▶ _Work request_
Among the lines below, return each one that contains the word "Multi".

▶ _Data to process_
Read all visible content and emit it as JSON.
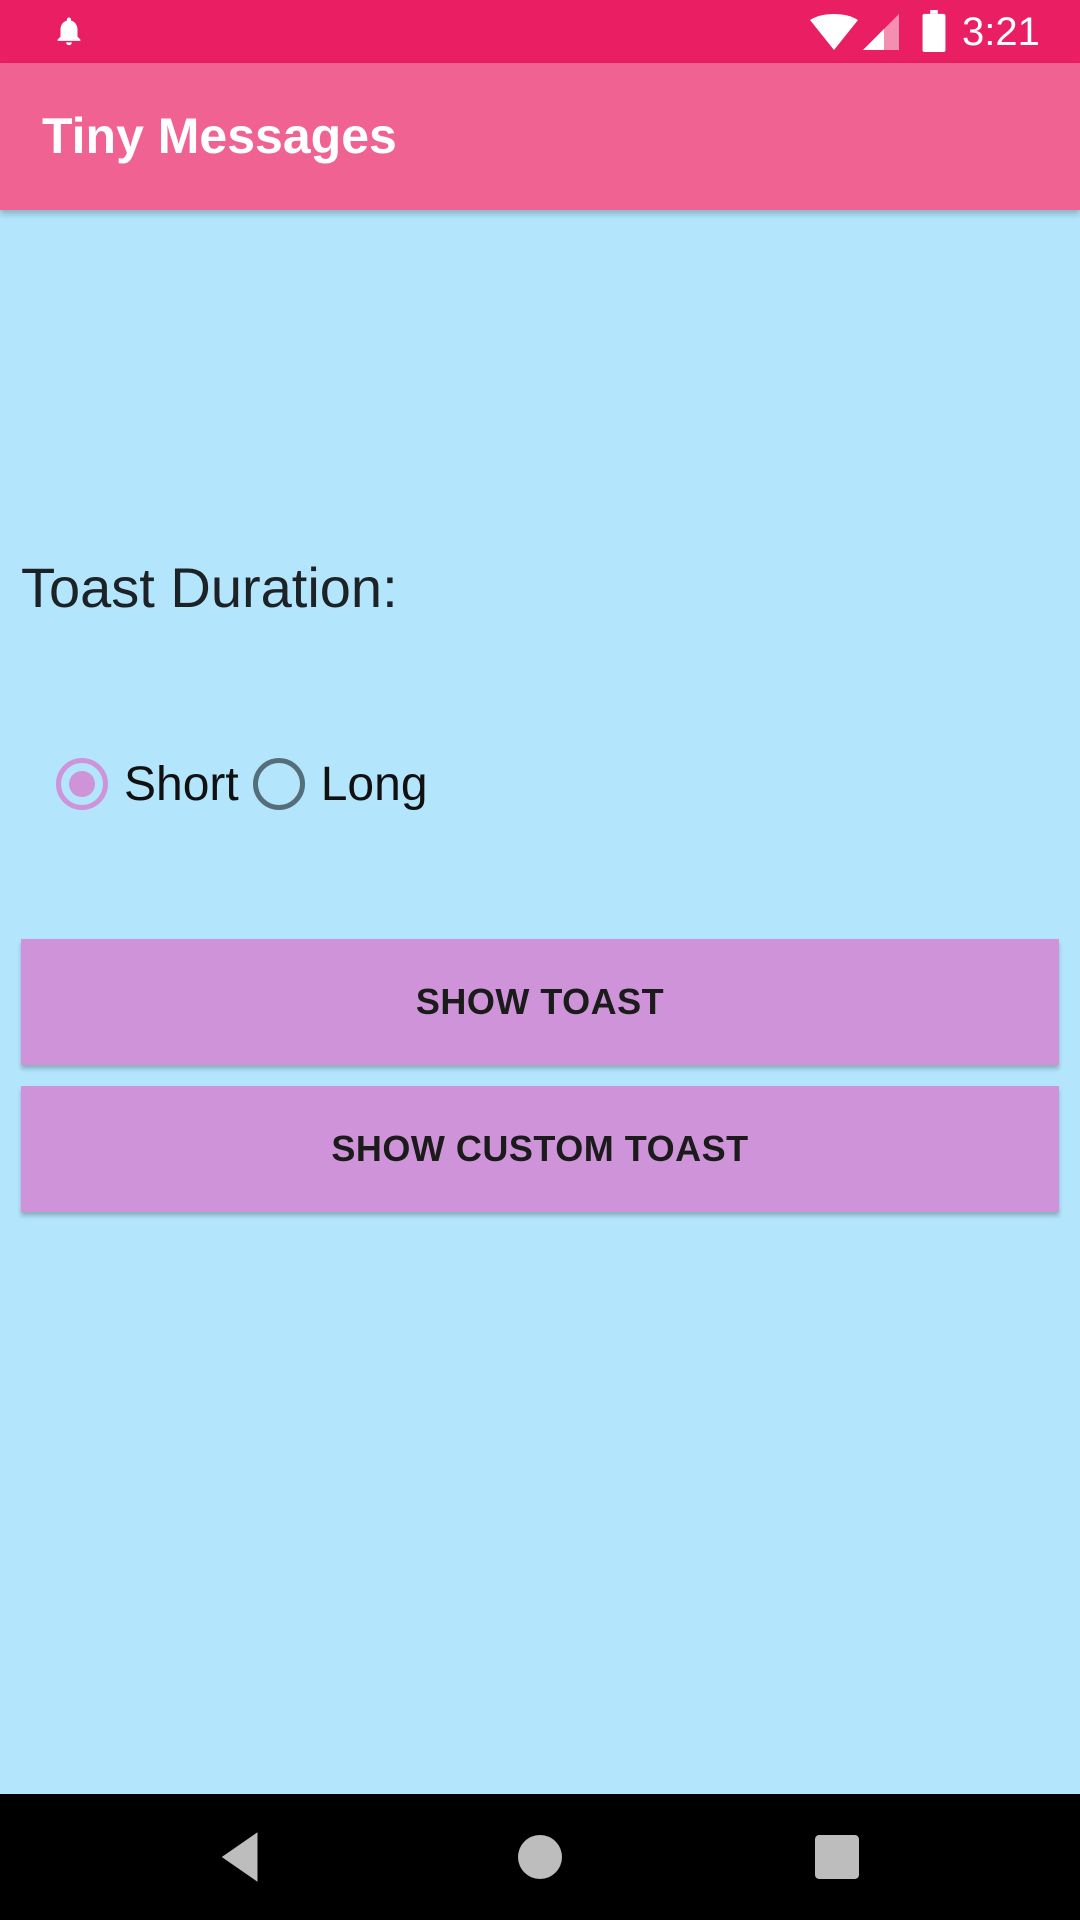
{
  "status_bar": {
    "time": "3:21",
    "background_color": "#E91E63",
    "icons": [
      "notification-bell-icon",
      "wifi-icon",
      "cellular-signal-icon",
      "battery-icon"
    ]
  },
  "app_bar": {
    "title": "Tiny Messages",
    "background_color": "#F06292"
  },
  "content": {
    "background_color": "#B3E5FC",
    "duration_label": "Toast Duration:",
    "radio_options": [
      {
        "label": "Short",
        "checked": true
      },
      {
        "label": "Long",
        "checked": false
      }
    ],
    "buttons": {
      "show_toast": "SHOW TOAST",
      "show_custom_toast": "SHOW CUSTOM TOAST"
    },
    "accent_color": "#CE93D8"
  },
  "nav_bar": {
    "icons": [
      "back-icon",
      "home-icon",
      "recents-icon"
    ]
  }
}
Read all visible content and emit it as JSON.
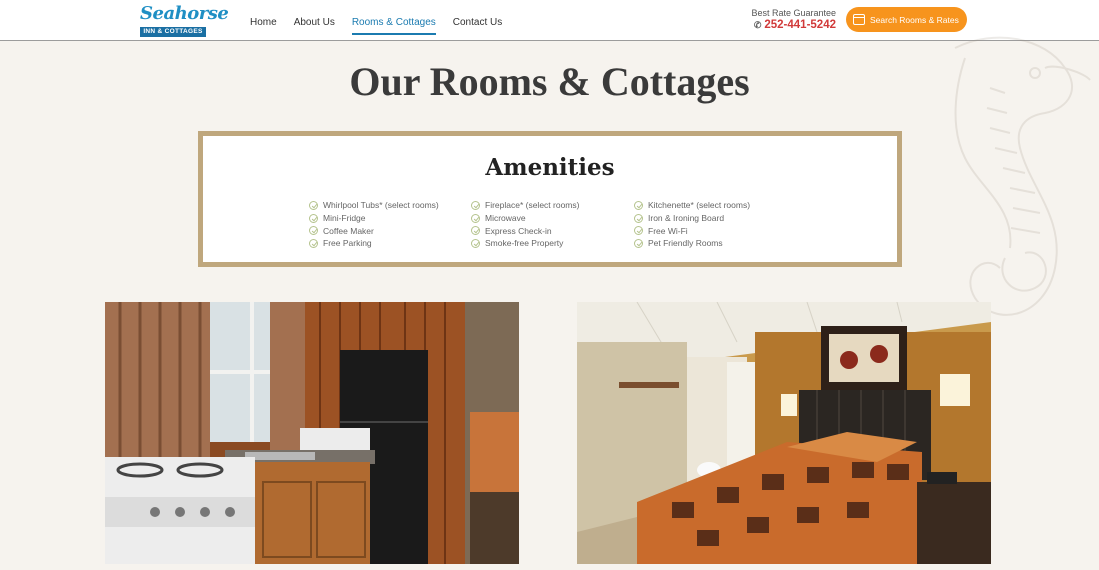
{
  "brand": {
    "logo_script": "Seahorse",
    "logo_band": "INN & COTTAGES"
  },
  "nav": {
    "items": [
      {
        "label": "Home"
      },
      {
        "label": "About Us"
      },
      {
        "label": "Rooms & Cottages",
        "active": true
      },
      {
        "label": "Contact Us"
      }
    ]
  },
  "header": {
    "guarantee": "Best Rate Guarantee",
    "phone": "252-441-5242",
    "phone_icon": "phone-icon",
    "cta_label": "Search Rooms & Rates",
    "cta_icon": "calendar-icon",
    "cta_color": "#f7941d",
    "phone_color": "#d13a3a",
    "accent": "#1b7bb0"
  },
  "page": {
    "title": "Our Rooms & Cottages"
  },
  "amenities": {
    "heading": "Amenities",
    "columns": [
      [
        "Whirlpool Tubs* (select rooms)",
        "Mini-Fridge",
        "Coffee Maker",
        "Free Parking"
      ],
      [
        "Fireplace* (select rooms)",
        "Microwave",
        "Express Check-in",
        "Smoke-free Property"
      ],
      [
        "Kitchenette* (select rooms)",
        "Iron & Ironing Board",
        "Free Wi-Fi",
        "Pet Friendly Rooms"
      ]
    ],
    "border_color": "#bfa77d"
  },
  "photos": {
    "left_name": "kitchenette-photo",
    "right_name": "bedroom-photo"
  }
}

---

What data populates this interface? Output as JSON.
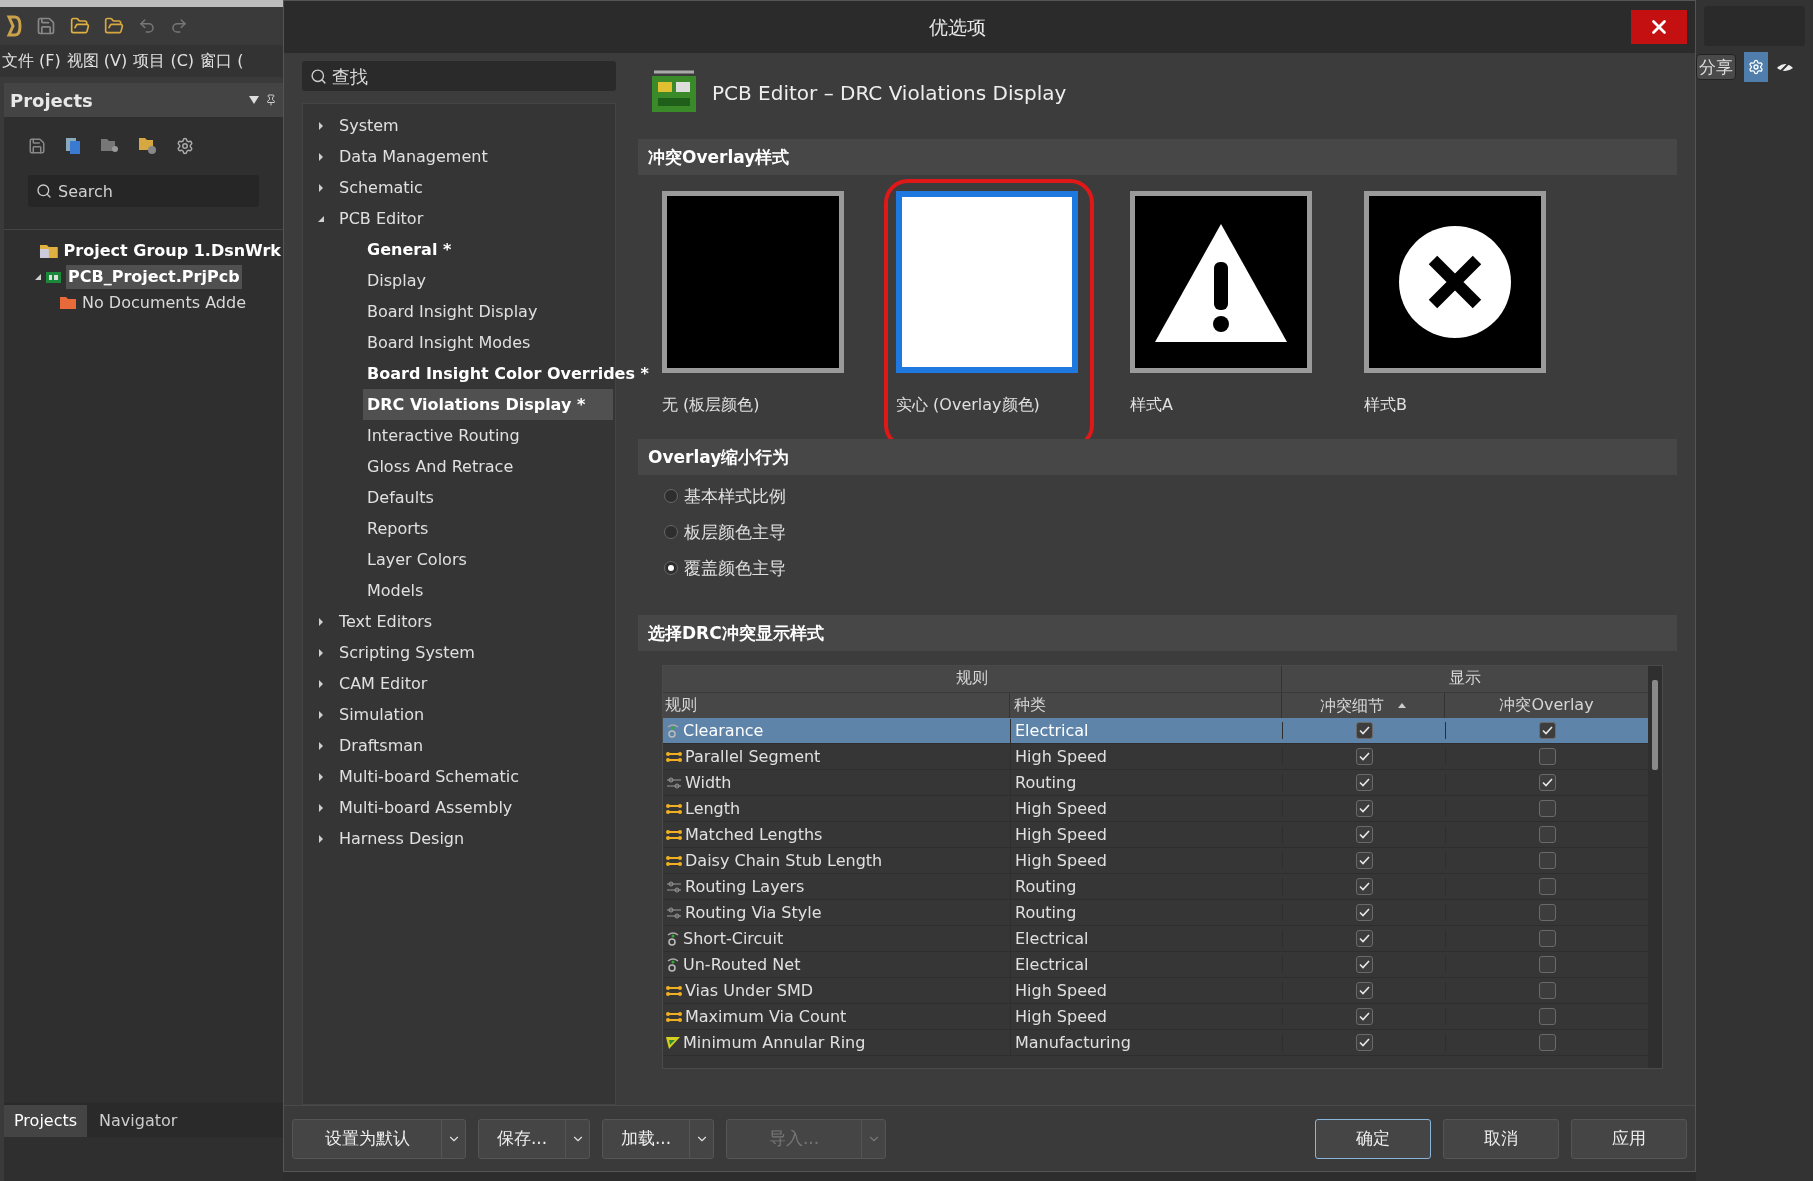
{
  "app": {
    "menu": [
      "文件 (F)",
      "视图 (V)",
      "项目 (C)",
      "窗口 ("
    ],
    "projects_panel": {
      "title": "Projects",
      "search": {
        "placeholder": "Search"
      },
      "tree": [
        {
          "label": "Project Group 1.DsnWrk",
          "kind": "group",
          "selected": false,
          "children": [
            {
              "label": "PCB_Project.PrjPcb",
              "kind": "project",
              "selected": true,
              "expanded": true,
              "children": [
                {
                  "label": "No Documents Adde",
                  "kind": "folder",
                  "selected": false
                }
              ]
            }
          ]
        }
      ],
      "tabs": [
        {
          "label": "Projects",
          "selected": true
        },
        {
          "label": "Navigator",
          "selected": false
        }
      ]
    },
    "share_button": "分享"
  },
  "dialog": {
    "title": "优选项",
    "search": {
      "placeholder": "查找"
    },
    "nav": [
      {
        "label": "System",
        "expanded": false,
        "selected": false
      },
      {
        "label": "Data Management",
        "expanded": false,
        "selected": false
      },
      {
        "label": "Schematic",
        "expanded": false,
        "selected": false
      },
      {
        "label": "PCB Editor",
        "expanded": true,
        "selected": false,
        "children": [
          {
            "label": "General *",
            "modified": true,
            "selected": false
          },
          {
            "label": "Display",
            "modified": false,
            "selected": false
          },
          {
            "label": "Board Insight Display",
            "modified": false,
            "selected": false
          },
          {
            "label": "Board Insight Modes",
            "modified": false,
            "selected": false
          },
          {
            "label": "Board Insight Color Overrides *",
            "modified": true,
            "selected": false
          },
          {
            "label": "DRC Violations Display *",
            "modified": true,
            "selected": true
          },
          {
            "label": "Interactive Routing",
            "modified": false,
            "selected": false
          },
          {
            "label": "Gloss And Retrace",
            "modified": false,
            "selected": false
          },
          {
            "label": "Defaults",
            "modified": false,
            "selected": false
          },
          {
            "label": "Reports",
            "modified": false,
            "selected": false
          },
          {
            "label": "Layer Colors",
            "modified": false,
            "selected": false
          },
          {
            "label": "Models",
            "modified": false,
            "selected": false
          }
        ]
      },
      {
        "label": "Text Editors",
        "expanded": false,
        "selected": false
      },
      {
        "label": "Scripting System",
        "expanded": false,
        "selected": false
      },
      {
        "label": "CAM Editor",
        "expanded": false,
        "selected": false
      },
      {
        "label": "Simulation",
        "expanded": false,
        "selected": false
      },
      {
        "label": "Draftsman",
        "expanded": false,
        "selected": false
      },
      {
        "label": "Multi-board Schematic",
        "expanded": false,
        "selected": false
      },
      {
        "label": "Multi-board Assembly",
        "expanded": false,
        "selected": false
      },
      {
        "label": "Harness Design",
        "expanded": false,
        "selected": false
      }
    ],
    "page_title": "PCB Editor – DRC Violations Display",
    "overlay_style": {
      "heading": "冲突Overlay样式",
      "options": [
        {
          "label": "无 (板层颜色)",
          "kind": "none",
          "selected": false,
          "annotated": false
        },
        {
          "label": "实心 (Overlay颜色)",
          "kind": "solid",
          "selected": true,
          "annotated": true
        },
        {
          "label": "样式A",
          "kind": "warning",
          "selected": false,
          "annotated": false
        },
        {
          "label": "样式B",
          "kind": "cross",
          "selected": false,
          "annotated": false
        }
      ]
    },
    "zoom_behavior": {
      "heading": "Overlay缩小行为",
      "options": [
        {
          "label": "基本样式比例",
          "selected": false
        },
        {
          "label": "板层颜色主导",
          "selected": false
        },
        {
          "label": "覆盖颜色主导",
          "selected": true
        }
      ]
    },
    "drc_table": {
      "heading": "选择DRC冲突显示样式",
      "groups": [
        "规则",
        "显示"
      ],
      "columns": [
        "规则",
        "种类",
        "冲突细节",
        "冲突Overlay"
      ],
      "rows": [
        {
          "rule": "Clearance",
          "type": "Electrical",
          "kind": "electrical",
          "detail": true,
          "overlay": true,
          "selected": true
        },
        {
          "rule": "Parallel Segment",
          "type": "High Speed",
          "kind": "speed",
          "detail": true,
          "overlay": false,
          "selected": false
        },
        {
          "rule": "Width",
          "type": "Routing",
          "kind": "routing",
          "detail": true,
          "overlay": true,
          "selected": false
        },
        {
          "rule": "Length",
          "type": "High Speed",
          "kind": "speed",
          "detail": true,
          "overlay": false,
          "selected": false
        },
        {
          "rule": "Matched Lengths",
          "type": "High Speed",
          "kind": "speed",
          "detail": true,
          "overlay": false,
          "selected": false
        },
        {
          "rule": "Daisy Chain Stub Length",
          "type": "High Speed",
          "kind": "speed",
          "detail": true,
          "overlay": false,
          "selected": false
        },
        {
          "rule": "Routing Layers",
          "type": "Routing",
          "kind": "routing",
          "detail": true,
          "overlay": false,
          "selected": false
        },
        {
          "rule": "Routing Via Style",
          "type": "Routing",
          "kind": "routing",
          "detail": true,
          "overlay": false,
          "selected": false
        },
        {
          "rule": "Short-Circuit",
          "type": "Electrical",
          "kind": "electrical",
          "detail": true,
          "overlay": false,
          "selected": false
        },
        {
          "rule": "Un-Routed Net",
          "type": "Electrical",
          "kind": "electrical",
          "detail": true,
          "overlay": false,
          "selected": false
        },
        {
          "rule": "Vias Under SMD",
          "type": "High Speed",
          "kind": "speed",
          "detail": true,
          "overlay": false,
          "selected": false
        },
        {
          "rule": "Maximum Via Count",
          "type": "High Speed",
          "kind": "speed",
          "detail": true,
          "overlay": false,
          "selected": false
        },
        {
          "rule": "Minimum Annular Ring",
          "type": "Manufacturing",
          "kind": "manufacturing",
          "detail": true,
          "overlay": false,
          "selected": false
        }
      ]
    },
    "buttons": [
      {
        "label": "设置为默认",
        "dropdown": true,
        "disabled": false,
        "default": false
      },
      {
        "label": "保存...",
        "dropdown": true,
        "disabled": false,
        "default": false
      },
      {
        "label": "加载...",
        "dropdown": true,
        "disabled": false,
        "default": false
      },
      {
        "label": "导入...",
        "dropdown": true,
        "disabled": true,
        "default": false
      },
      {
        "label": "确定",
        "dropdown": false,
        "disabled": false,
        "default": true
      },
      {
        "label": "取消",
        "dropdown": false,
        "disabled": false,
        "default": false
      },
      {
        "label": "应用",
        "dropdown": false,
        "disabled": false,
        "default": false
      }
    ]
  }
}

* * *

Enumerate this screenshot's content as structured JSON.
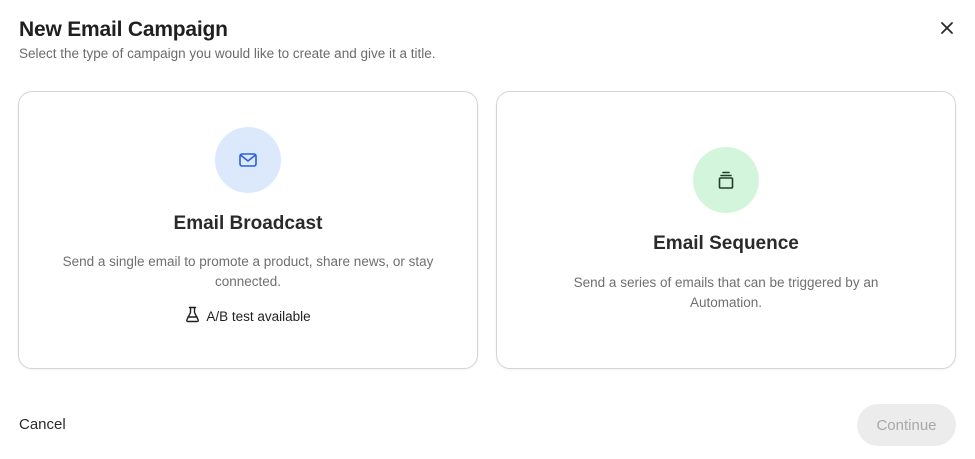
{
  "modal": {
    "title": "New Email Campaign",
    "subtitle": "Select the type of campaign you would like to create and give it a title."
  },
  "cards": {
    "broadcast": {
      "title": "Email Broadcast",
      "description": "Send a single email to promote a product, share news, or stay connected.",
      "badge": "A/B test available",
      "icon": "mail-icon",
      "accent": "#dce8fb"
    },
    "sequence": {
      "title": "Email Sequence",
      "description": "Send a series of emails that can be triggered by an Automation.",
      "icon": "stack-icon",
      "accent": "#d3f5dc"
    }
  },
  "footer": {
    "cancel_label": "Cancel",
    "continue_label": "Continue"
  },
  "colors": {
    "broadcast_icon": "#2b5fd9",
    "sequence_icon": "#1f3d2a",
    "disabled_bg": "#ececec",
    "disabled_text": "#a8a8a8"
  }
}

▶ _Your solution_
        "label": "Multi-board Schematic",
        "label": "Multi-board Assembly",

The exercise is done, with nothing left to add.